= Work to complete =
From the entries that follow, report every line in which "time" occurs.

[Stored records]
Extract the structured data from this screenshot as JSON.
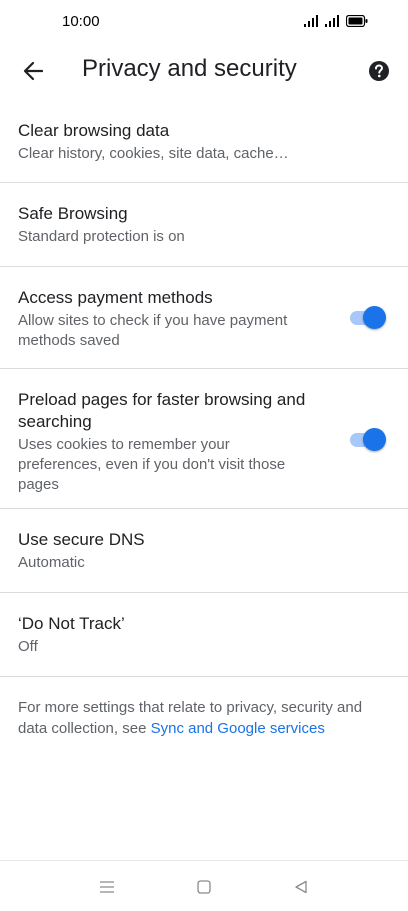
{
  "status_bar": {
    "time": "10:00"
  },
  "header": {
    "title": "Privacy and security",
    "back_icon": "arrow-left-icon",
    "help_icon": "help-circle-icon"
  },
  "items": [
    {
      "title": "Clear browsing data",
      "subtitle": "Clear history, cookies, site data, cache…"
    },
    {
      "title": "Safe Browsing",
      "subtitle": "Standard protection is on"
    },
    {
      "title": "Access payment methods",
      "subtitle": "Allow sites to check if you have payment methods saved",
      "toggle_on": true
    },
    {
      "title": "Preload pages for faster browsing and searching",
      "subtitle": "Uses cookies to remember your preferences, even if you don't visit those pages",
      "toggle_on": true
    },
    {
      "title": "Use secure DNS",
      "subtitle": "Automatic"
    },
    {
      "title": "‘Do Not Track’",
      "subtitle": "Off"
    }
  ],
  "footer": {
    "text": "For more settings that relate to privacy, security and data collection, see ",
    "link": "Sync and Google services"
  },
  "colors": {
    "accent": "#1a73e8",
    "toggle_track": "#a8c7fa",
    "divider": "#dadce0"
  }
}
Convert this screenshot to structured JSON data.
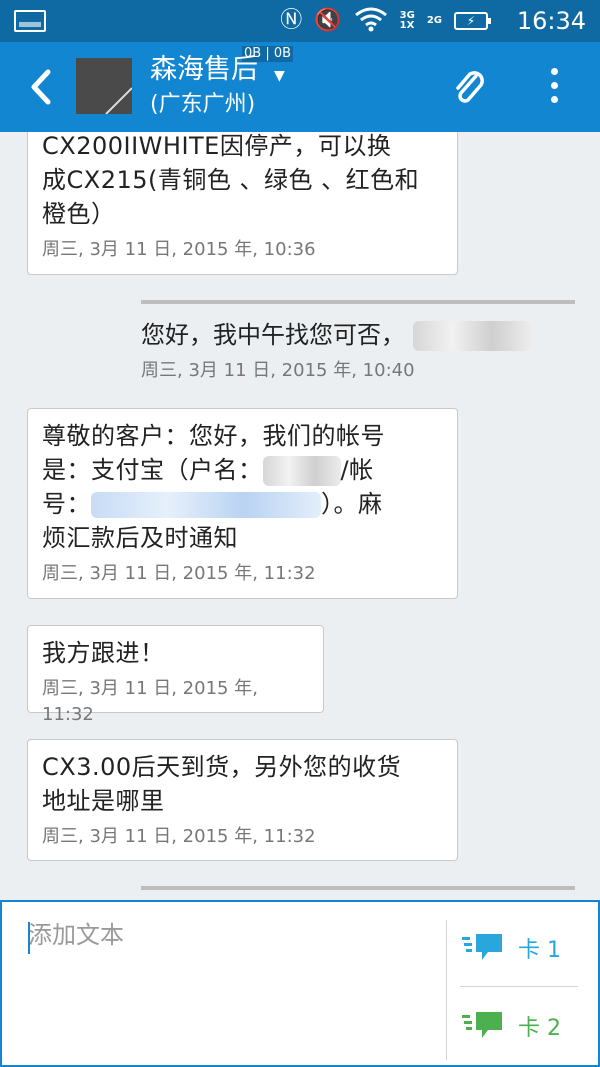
{
  "status_bar": {
    "network_3g": "3G",
    "network_1x": "1X",
    "network_2g": "2G",
    "time": "16:34"
  },
  "header": {
    "data_rate": "0B | 0B",
    "contact_name": "森海售后",
    "contact_location": "(广东广州)"
  },
  "messages": [
    {
      "direction": "incoming",
      "text_lines": [
        "CX200IIWHITE因停产，可以换",
        "成CX215(青铜色 、绿色 、红色和",
        "橙色）"
      ],
      "time": "周三, 3月 11 日, 2015 年, 10:36"
    },
    {
      "direction": "outgoing",
      "text": "您好，我中午找您可否，",
      "time": "周三, 3月 11 日, 2015 年, 10:40"
    },
    {
      "direction": "incoming",
      "text_lines": [
        "尊敬的客户：您好，我们的帐号",
        "是：支付宝（户名：",
        "/帐",
        "号：",
        "）。麻",
        "烦汇款后及时通知"
      ],
      "time": "周三, 3月 11 日, 2015 年, 11:32"
    },
    {
      "direction": "incoming",
      "text": "我方跟进！",
      "time": "周三, 3月 11 日, 2015 年, 11:32"
    },
    {
      "direction": "incoming",
      "text_lines": [
        "CX3.00后天到货，另外您的收货",
        "地址是哪里"
      ],
      "time": "周三, 3月 11 日, 2015 年, 11:32"
    }
  ],
  "composer": {
    "placeholder": "添加文本",
    "sim1_label": "卡 1",
    "sim2_label": "卡 2"
  },
  "colors": {
    "app_bar": "#1386d1",
    "status_bar": "#0f6aa3",
    "sim1": "#29a7dc",
    "sim2": "#4caf50"
  },
  "icons": [
    "back-arrow-icon",
    "attach-icon",
    "more-vert-icon",
    "send-sim1-icon",
    "send-sim2-icon",
    "nfc-icon",
    "mute-icon",
    "wifi-icon",
    "battery-charging-icon"
  ]
}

= Solved problem =
    "time": "10:00"
    "time": "16:34"
      "time": "周三, 3月 11 日, 2015 年, 10:36"
      "time": "周三, 3月 11 日, 2015 年, 10:40"
      "time": "周三, 3月 11 日, 2015 年, 11:32"
      "time": "周三, 3月 11 日, 2015 年, 11:32"
      "time": "周三, 3月 11 日, 2015 年, 11:32"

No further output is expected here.